Dataset rows for apps and sites:
##########

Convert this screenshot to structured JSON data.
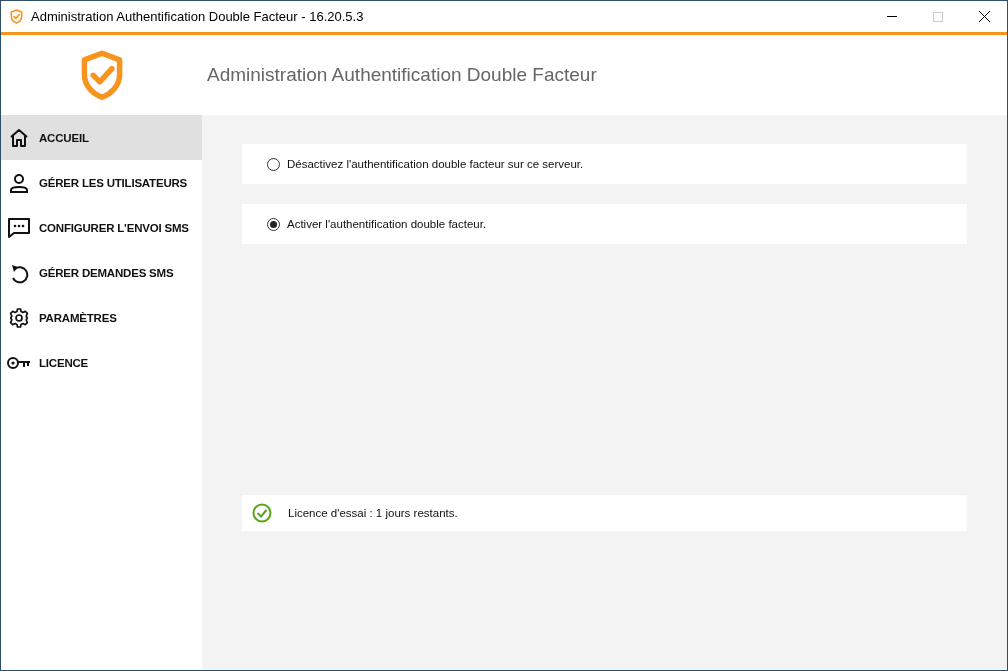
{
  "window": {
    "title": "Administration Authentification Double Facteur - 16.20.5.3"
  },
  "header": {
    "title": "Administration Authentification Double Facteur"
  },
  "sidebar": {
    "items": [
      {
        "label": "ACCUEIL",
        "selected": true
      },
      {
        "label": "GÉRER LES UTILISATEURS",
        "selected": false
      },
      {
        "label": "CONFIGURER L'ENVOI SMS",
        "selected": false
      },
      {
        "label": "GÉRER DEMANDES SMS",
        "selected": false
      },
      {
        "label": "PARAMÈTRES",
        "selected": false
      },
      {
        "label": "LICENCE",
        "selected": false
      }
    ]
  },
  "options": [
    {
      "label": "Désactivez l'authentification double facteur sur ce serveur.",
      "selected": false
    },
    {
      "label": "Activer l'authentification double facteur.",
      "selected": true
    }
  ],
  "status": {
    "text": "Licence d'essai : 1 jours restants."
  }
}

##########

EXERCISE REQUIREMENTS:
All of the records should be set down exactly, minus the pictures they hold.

RESPONSE TO THE EXERCISE:
Convert this screenshot to structured JSON data.
{
  "window": {
    "title": "Administration Authentification Double Facteur - 16.20.5.3"
  },
  "header": {
    "title": "Administration Authentification Double Facteur"
  },
  "sidebar": {
    "items": [
      {
        "label": "ACCUEIL",
        "selected": true
      },
      {
        "label": "GÉRER LES UTILISATEURS",
        "selected": false
      },
      {
        "label": "CONFIGURER L'ENVOI SMS",
        "selected": false
      },
      {
        "label": "GÉRER DEMANDES SMS",
        "selected": false
      },
      {
        "label": "PARAMÈTRES",
        "selected": false
      },
      {
        "label": "LICENCE",
        "selected": false
      }
    ]
  },
  "options": [
    {
      "label": "Désactivez l'authentification double facteur sur ce serveur.",
      "selected": false
    },
    {
      "label": "Activer l'authentification double facteur.",
      "selected": true
    }
  ],
  "status": {
    "text": "Licence d'essai : 1 jours restants."
  }
}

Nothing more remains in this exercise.